Aim of the task
In the records that follow, find each line with the word "立即報價" and copy it.

Source information
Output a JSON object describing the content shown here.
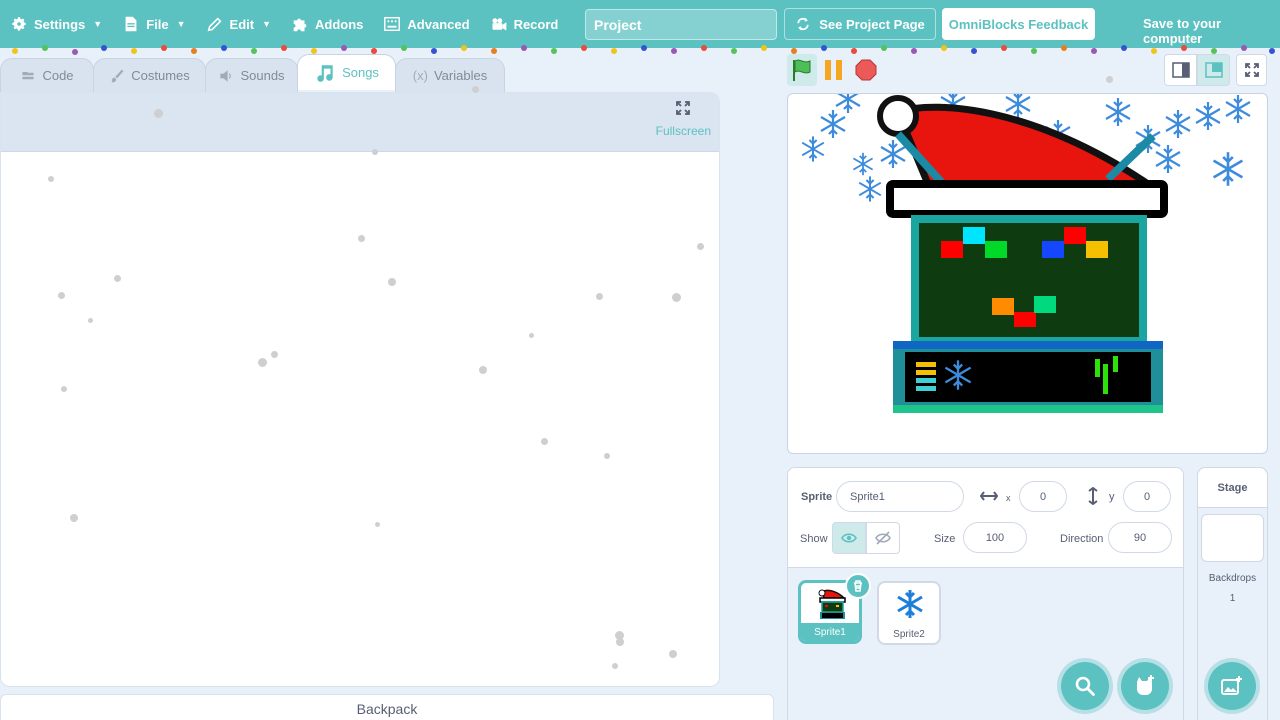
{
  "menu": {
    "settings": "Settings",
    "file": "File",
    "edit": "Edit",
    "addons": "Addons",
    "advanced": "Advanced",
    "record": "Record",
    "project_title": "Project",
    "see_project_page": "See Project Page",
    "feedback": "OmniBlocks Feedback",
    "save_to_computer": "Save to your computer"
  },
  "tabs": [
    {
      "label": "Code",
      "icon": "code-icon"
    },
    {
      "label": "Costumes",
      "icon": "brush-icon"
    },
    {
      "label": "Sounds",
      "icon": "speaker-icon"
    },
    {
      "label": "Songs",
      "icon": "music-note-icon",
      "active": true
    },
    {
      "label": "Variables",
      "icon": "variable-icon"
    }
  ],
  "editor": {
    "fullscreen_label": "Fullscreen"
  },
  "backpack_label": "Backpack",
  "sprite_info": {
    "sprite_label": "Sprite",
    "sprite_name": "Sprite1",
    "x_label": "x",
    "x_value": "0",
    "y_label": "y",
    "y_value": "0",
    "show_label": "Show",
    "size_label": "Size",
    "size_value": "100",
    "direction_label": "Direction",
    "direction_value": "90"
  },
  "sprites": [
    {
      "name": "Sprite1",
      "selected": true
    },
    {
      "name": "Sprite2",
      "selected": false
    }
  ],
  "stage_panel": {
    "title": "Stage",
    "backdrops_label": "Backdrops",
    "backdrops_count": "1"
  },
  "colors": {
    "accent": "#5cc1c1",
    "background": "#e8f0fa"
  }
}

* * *

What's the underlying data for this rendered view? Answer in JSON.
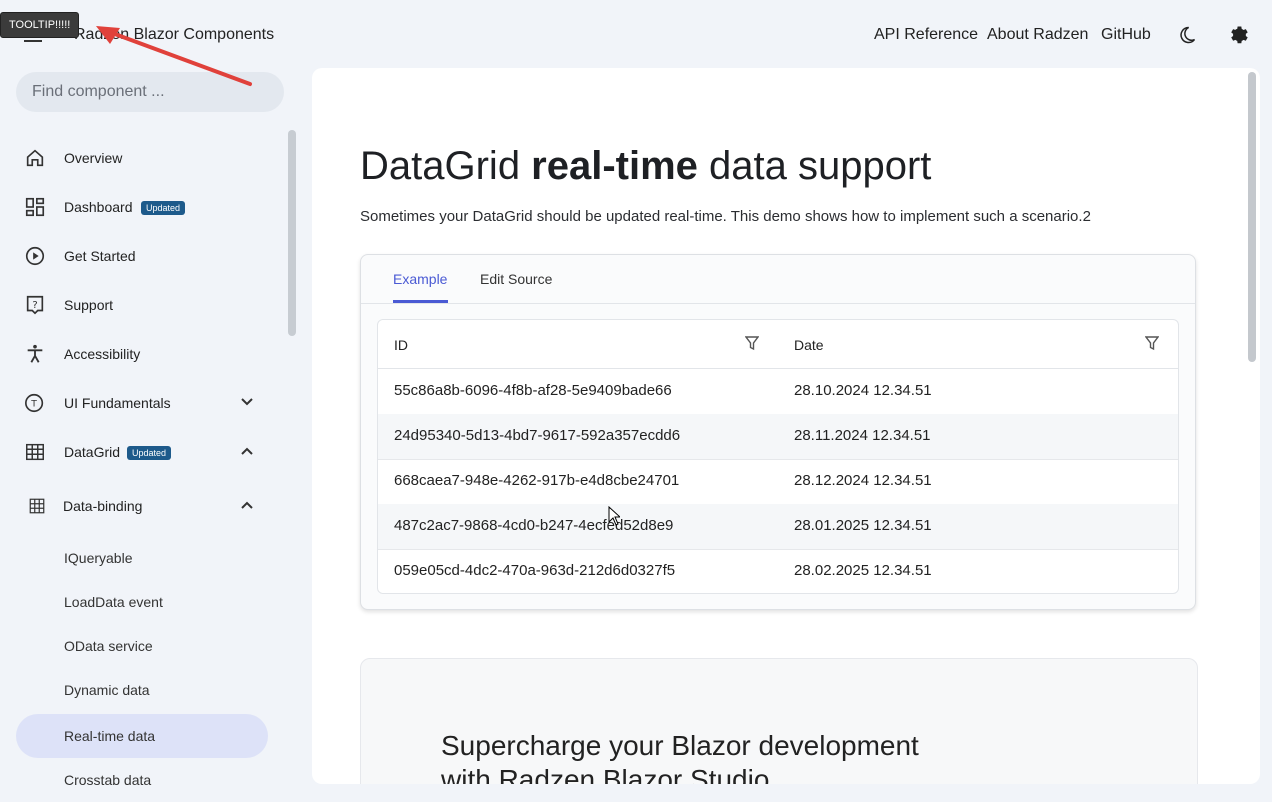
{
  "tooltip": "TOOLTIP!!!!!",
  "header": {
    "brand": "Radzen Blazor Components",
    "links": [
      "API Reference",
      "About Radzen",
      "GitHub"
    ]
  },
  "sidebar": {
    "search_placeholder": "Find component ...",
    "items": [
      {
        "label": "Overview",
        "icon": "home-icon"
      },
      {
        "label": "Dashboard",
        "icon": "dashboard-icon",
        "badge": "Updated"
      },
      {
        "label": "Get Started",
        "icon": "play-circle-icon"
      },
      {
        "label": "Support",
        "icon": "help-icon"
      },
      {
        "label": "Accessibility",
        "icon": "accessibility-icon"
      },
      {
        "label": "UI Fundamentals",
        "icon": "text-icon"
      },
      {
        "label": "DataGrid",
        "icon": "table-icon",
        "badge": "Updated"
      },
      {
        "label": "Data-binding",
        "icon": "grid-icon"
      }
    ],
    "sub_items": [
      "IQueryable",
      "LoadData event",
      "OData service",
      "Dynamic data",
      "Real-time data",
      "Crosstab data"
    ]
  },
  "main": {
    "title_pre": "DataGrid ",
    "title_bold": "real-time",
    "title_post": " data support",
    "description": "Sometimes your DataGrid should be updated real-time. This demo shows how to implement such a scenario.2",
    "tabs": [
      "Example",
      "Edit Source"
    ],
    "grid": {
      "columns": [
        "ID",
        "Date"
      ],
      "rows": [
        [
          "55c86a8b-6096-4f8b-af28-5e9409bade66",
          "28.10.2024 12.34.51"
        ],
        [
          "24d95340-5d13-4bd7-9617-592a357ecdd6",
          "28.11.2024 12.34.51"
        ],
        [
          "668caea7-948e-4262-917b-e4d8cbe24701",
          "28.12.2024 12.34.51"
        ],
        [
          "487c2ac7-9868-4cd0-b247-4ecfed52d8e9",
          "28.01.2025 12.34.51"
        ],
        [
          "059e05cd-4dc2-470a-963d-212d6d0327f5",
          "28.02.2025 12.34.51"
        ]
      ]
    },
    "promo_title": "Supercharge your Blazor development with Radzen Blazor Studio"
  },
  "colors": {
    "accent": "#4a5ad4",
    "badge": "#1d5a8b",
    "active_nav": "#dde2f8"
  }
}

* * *

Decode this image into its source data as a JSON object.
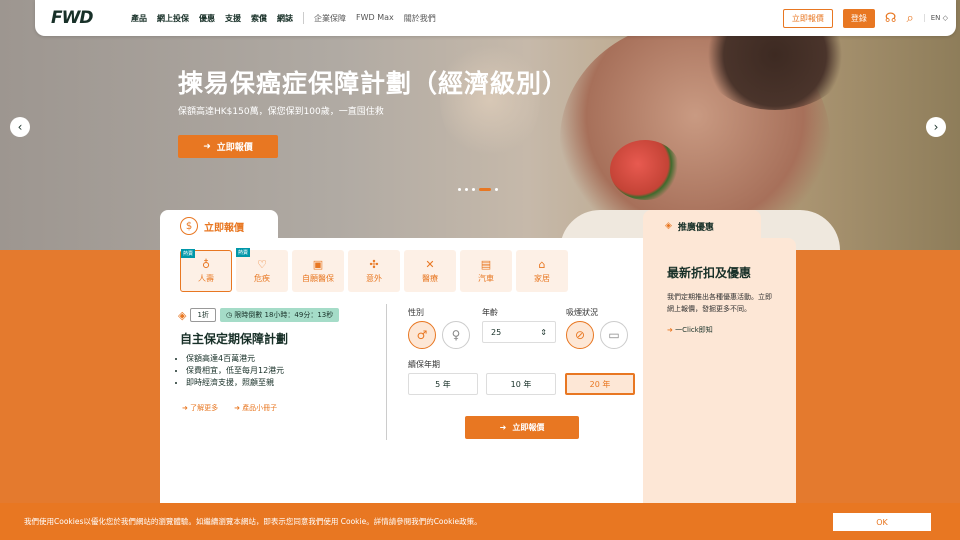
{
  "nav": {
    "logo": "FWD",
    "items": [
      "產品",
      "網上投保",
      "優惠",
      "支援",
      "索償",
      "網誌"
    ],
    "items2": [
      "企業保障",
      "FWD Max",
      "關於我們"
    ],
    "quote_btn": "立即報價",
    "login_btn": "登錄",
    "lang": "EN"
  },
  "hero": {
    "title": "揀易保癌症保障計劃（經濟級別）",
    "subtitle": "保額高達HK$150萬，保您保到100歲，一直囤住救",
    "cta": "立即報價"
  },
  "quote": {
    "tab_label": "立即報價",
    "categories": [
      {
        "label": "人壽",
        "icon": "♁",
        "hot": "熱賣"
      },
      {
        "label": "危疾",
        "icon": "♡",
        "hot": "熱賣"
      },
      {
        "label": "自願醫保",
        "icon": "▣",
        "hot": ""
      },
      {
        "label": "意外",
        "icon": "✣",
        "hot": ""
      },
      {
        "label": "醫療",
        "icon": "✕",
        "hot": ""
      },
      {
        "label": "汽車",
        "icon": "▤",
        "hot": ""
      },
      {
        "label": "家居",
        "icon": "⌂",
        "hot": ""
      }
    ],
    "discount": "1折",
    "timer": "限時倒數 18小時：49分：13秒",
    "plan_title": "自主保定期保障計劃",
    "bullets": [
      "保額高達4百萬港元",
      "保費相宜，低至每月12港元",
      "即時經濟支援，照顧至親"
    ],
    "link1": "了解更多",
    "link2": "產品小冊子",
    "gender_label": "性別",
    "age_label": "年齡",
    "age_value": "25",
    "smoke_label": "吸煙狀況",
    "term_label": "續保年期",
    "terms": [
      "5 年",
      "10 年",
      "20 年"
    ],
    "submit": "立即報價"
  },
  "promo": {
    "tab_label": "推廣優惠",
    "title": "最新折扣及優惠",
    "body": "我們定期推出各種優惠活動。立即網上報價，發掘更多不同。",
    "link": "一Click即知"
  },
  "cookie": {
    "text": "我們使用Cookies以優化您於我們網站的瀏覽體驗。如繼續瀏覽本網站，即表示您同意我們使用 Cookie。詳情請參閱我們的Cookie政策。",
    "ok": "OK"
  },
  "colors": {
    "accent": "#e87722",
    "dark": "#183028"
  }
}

Exercise response
    "quote_btn": "立即報價",
    "cta": "立即報價"
    "tab_label": "立即報價",
    "submit": "立即報價"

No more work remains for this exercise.